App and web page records

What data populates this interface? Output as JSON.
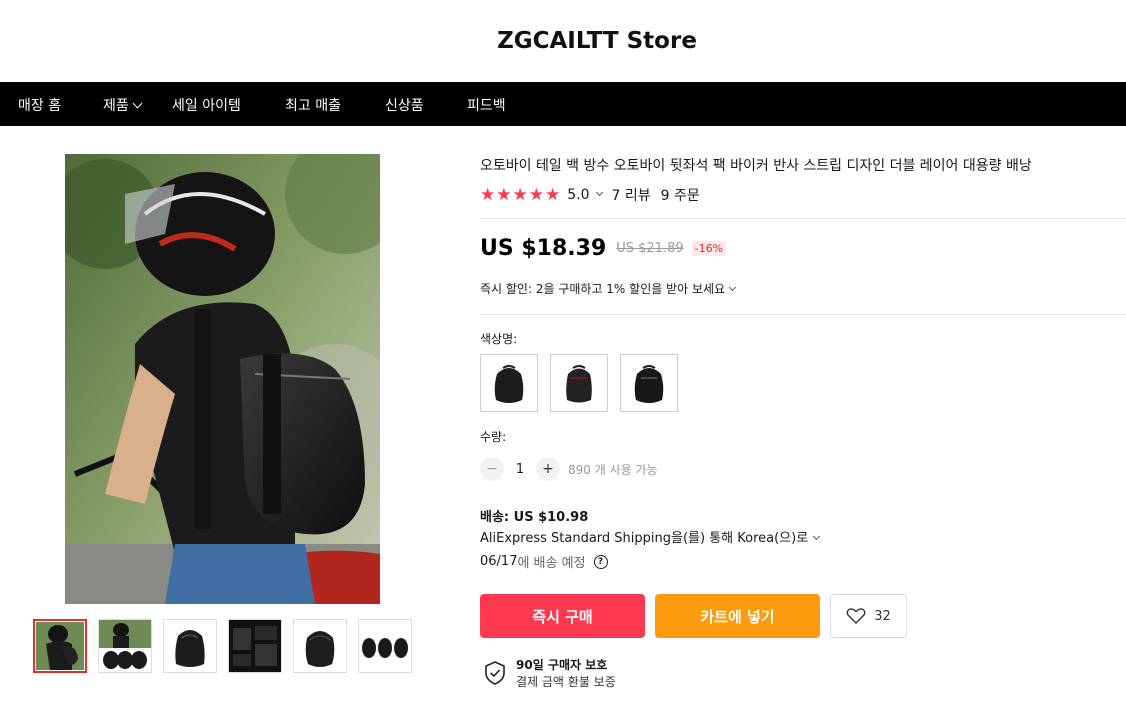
{
  "store": {
    "title": "ZGCAILTT Store"
  },
  "nav": {
    "items": [
      {
        "label": "매장 홈",
        "has_dropdown": false
      },
      {
        "label": "제품",
        "has_dropdown": true
      },
      {
        "label": "세일 아이템",
        "has_dropdown": false
      },
      {
        "label": "최고 매출",
        "has_dropdown": false
      },
      {
        "label": "신상품",
        "has_dropdown": false
      },
      {
        "label": "피드백",
        "has_dropdown": false
      }
    ]
  },
  "gallery": {
    "thumbnail_count": 6,
    "active_index": 0,
    "icons": [
      "rider-photo-thumb",
      "rider-bags-thumb",
      "bag-front-thumb",
      "bag-detail-thumb",
      "bag-side-thumb",
      "bag-trio-thumb"
    ]
  },
  "product": {
    "title": "오토바이 테일 백 방수 오토바이 뒷좌석 팩 바이커 반사 스트립 디자인 더블 레이어 대용량 배낭",
    "rating": "5.0",
    "reviews": "7 리뷰",
    "orders": "9 주문",
    "price": "US $18.39",
    "original_price": "US $21.89",
    "discount": "-16%",
    "instant_discount": "즉시 할인: 2을 구매하고 1% 할인을 받아 보세요",
    "color_label": "색상명:",
    "quantity_label": "수량:",
    "quantity": "1",
    "available": "890 개 사용 가능",
    "shipping_label": "배송: US $10.98",
    "shipping_method": "AliExpress Standard Shipping을(를) 통해 Korea(으)로",
    "delivery_date": "06/17",
    "delivery_suffix": "에 배송 예정"
  },
  "actions": {
    "buy_now": "즉시 구매",
    "add_to_cart": "카트에 넣기",
    "wishlist_count": "32"
  },
  "protection": {
    "title": "90일 구매자 보호",
    "subtitle": "결제 금액 환불 보증"
  },
  "colors": {
    "accent_red": "#fd384f",
    "accent_orange": "#fd9b0e",
    "nav_bg": "#000000"
  }
}
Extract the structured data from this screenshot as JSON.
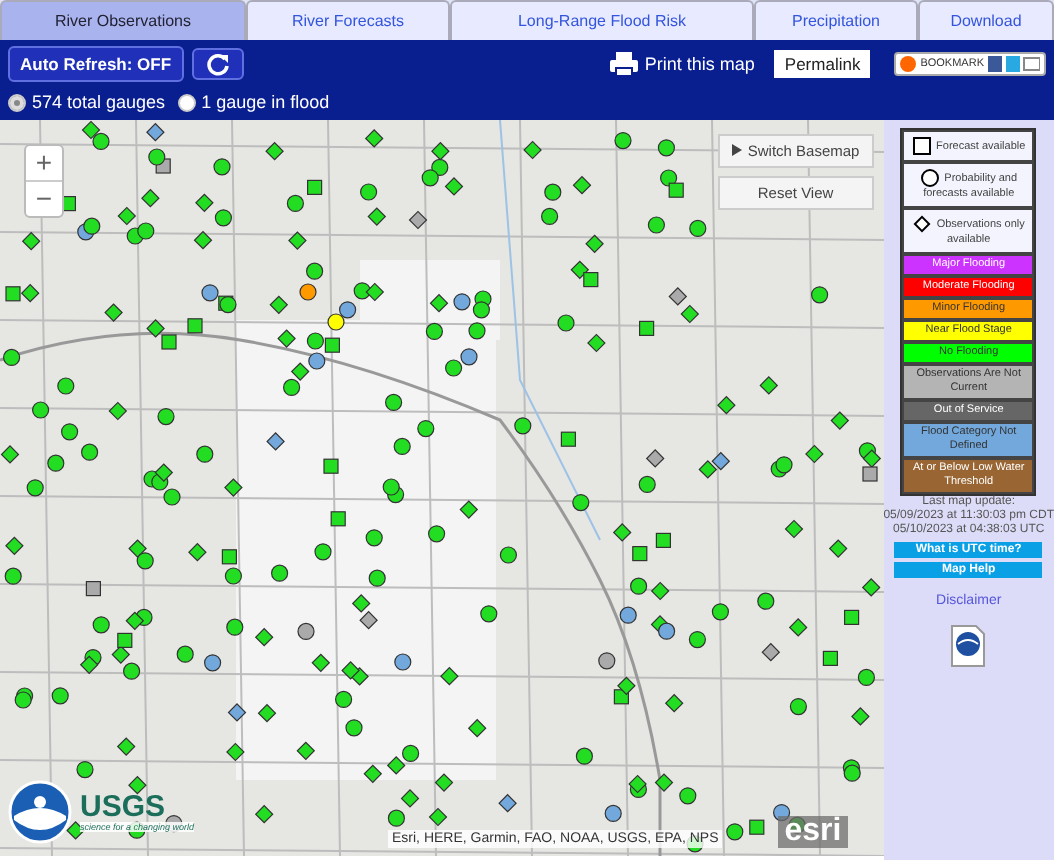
{
  "tabs": [
    {
      "label": "River Observations",
      "selected": true
    },
    {
      "label": "River Forecasts",
      "selected": false
    },
    {
      "label": "Long-Range Flood Risk",
      "selected": false
    },
    {
      "label": "Precipitation",
      "selected": false
    },
    {
      "label": "Download",
      "selected": false
    }
  ],
  "toolbar": {
    "auto_refresh": "Auto Refresh: OFF",
    "print": "Print this map",
    "permalink": "Permalink",
    "bookmark": "BOOKMARK"
  },
  "gauge_filter": [
    {
      "label": "574 total gauges",
      "selected": true
    },
    {
      "label": "1 gauge in flood",
      "selected": false
    }
  ],
  "map": {
    "zoom_buttons": [
      "+",
      "−"
    ],
    "buttons": [
      "Switch Basemap",
      "Reset View"
    ],
    "attribution": "Esri, HERE, Garmin, FAO, NOAA, USGS, EPA, NPS",
    "usgs_logo": "USGS",
    "usgs_tagline": "science for a changing world",
    "esri_logo": "esri"
  },
  "legend": [
    {
      "kind": "square",
      "label": "Forecast available"
    },
    {
      "kind": "circle",
      "label": "Probability and forecasts available"
    },
    {
      "kind": "diamond",
      "label": "Observations only available"
    },
    {
      "kind": "category",
      "label": "Major Flooding",
      "color": "#cc33ff"
    },
    {
      "kind": "category",
      "label": "Moderate Flooding",
      "color": "#ff0000"
    },
    {
      "kind": "category",
      "label": "Minor Flooding",
      "color": "#ff9900"
    },
    {
      "kind": "category",
      "label": "Near Flood Stage",
      "color": "#ffff00"
    },
    {
      "kind": "category",
      "label": "No Flooding",
      "color": "#00ff00"
    },
    {
      "kind": "category",
      "label": "Observations Are Not Current",
      "color": "#b4b4b4"
    },
    {
      "kind": "category",
      "label": "Out of Service",
      "color": "#666666"
    },
    {
      "kind": "category",
      "label": "Flood Category Not Defined",
      "color": "#72a8dc"
    },
    {
      "kind": "category",
      "label": "At or Below Low Water Threshold",
      "color": "#996633"
    }
  ],
  "update": {
    "title": "Last map update:",
    "local": "05/09/2023 at 11:30:03 pm CDT",
    "utc": "05/10/2023 at 04:38:03 UTC"
  },
  "links": [
    "What is UTC time?",
    "Map Help"
  ],
  "disclaimer": "Disclaimer"
}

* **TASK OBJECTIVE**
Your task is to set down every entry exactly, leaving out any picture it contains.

* **TASK SOLUTION**
What data populates this interface? Output as JSON.
{
  "store": {
    "title": "ZGCAILTT Store"
  },
  "nav": {
    "items": [
      {
        "label": "매장 홈",
        "has_dropdown": false
      },
      {
        "label": "제품",
        "has_dropdown": true
      },
      {
        "label": "세일 아이템",
        "has_dropdown": false
      },
      {
        "label": "최고 매출",
        "has_dropdown": false
      },
      {
        "label": "신상품",
        "has_dropdown": false
      },
      {
        "label": "피드백",
        "has_dropdown": false
      }
    ]
  },
  "gallery": {
    "thumbnail_count": 6,
    "active_index": 0,
    "icons": [
      "rider-photo-thumb",
      "rider-bags-thumb",
      "bag-front-thumb",
      "bag-detail-thumb",
      "bag-side-thumb",
      "bag-trio-thumb"
    ]
  },
  "product": {
    "title": "오토바이 테일 백 방수 오토바이 뒷좌석 팩 바이커 반사 스트립 디자인 더블 레이어 대용량 배낭",
    "rating": "5.0",
    "reviews": "7 리뷰",
    "orders": "9 주문",
    "price": "US $18.39",
    "original_price": "US $21.89",
    "discount": "-16%",
    "instant_discount": "즉시 할인: 2을 구매하고 1% 할인을 받아 보세요",
    "color_label": "색상명:",
    "quantity_label": "수량:",
    "quantity": "1",
    "available": "890 개 사용 가능",
    "shipping_label": "배송: US $10.98",
    "shipping_method": "AliExpress Standard Shipping을(를) 통해 Korea(으)로",
    "delivery_date": "06/17",
    "delivery_suffix": "에 배송 예정"
  },
  "actions": {
    "buy_now": "즉시 구매",
    "add_to_cart": "카트에 넣기",
    "wishlist_count": "32"
  },
  "protection": {
    "title": "90일 구매자 보호",
    "subtitle": "결제 금액 환불 보증"
  },
  "colors": {
    "accent_red": "#fd384f",
    "accent_orange": "#fd9b0e",
    "nav_bg": "#000000"
  }
}
Extract the structured data from this screenshot as JSON.
{
  "tabs": [
    {
      "label": "River Observations",
      "selected": true
    },
    {
      "label": "River Forecasts",
      "selected": false
    },
    {
      "label": "Long-Range Flood Risk",
      "selected": false
    },
    {
      "label": "Precipitation",
      "selected": false
    },
    {
      "label": "Download",
      "selected": false
    }
  ],
  "toolbar": {
    "auto_refresh": "Auto Refresh: OFF",
    "print": "Print this map",
    "permalink": "Permalink",
    "bookmark": "BOOKMARK"
  },
  "gauge_filter": [
    {
      "label": "574 total gauges",
      "selected": true
    },
    {
      "label": "1 gauge in flood",
      "selected": false
    }
  ],
  "map": {
    "zoom_buttons": [
      "+",
      "−"
    ],
    "buttons": [
      "Switch Basemap",
      "Reset View"
    ],
    "attribution": "Esri, HERE, Garmin, FAO, NOAA, USGS, EPA, NPS",
    "usgs_logo": "USGS",
    "usgs_tagline": "science for a changing world",
    "esri_logo": "esri"
  },
  "legend": [
    {
      "kind": "square",
      "label": "Forecast available"
    },
    {
      "kind": "circle",
      "label": "Probability and forecasts available"
    },
    {
      "kind": "diamond",
      "label": "Observations only available"
    },
    {
      "kind": "category",
      "label": "Major Flooding",
      "color": "#cc33ff"
    },
    {
      "kind": "category",
      "label": "Moderate Flooding",
      "color": "#ff0000"
    },
    {
      "kind": "category",
      "label": "Minor Flooding",
      "color": "#ff9900"
    },
    {
      "kind": "category",
      "label": "Near Flood Stage",
      "color": "#ffff00"
    },
    {
      "kind": "category",
      "label": "No Flooding",
      "color": "#00ff00"
    },
    {
      "kind": "category",
      "label": "Observations Are Not Current",
      "color": "#b4b4b4"
    },
    {
      "kind": "category",
      "label": "Out of Service",
      "color": "#666666"
    },
    {
      "kind": "category",
      "label": "Flood Category Not Defined",
      "color": "#72a8dc"
    },
    {
      "kind": "category",
      "label": "At or Below Low Water Threshold",
      "color": "#996633"
    }
  ],
  "update": {
    "title": "Last map update:",
    "local": "05/09/2023 at 11:30:03 pm CDT",
    "utc": "05/10/2023 at 04:38:03 UTC"
  },
  "links": [
    "What is UTC time?",
    "Map Help"
  ],
  "disclaimer": "Disclaimer"
}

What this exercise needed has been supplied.